This period ended with 1991's Dondestan, whose title track called for a Palestinian state. It's a subject about which he is still fiercely passionate, at the cost of some "desolately sad" rifts with Jewish friends. "Nobody's called me anti-Jewish that I know of but there is a sense that you cannot support these people." Years later, a music snob ruined a night in his local pub by playing Dondestan on the digital jukebox and christened this sonic trolling "Wyatting". The staunchly anti-elitist Wyatt was dismayed. "I would never do that. It would be so rude! How could you enjoy it? It would cut you off from the communal thing."
After Dondestan and his move from London to Louth, Wyatt was floored by the most devastating depression of his life. "I had something of a nervous breakdown," he says quietly. "And for once Alfie said, 'Look, I can't deal with this. I’ve done everything I can for you.' It was really bad. I went quite mad from sleep deprivation."
With help from an NHS counsellor, he threw himself into a
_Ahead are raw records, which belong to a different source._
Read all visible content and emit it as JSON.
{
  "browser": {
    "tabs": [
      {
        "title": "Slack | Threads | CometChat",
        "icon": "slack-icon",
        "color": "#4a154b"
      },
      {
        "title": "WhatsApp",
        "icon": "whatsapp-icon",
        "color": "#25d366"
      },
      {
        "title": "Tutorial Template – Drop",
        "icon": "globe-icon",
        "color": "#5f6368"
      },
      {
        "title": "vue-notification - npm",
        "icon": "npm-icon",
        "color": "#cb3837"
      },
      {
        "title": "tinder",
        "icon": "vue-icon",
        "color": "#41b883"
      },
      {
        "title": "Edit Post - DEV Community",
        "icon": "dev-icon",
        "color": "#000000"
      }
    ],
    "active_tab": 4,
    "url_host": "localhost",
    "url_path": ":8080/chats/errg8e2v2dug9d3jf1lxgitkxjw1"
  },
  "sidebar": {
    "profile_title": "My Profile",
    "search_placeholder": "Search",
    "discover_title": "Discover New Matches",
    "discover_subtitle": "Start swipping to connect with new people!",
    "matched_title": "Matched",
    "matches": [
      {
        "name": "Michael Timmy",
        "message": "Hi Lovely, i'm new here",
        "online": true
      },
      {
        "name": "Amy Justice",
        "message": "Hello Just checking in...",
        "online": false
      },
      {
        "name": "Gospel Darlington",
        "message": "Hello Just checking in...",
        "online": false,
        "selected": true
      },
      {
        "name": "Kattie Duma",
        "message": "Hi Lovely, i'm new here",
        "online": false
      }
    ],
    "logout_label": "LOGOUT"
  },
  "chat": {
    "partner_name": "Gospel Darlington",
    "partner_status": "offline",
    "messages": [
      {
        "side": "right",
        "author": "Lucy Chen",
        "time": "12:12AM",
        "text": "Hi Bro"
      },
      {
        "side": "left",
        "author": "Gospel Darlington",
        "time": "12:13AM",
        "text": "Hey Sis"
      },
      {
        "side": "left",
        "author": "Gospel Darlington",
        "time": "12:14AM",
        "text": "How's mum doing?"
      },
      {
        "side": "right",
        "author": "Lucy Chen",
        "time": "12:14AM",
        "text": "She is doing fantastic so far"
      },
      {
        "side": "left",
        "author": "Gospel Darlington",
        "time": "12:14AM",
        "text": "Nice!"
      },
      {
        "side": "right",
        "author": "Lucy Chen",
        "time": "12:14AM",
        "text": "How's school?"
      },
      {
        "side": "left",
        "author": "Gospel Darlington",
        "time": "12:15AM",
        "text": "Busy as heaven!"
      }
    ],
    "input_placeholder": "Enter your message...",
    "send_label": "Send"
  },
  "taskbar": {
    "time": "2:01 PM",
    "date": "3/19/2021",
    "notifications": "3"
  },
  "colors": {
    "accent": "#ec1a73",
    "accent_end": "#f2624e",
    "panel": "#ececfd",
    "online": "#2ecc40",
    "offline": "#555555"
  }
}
new album, 1997's Shleep, like it was a life raft. It was the first of a remarkable trilogy, followed by 2003's Mercury-nominated Cuckooland and 2007's Comicopera. With the help of Alfie and friends such as Eno, David Gilmour, Paul Weller, Roxy Music's Phil Manzanera and saxophonist Gilad Atzmon, he created the most wondrous music of his life. Then he gave up the alcohol that had given him the courage to make it.
"I think the recklessness that had fired me in the past began to dwindle," he explains. "Alcohol took me back to my reckless youth and the further away I was from real reckless youth, the more alcohol I needed just to get that level of chutzpah." So he quit. He hasn't made a record since.
While Wyatt poses for Q's photographer, I talk with Alfie. She discusses his new compilation ("If I did a Robert collection, it would be all the things that irritated everybody"), his politics ("He's a good communist; he doesn't underestimate people's intelligence") and his créative lull since Comicopera. "It's strange because I've never known him not to be fussing over a tune in his head. It's as if he's got it all out."
Does Wyatt think he'll ever make another album?
"No," he says. "I'm just amazed that at last I got records made that I can really live with, that don't make me wince."
Having played just one solo concert, 40 years ago, he thinks stage fright and logistics would make a Kate Bush-like concert resurrection even more unlikely. "It would be undoable," he shudders. "It's appalling, just the thought of it."
So Wyatt's career, apart from his occasional guest appearances, seems to be over. This is very sad for his fans, but less so for the man who never expected to achieve as much as he has.
"I can't believe my luck that with my attitude problem I nevertheless got all that done," he says, tugging his beard. "The extraordinary thing is that at the age where rock musicians are meant to die of a drug overdose I almost died." That was a trajectory he could've imagined. What he could not imagine was the life that he ended up living, wheelchair-bound. It was a "marathon" he couldn't think of enduring. "I'm a sprinter."
Portraits : Michael Clement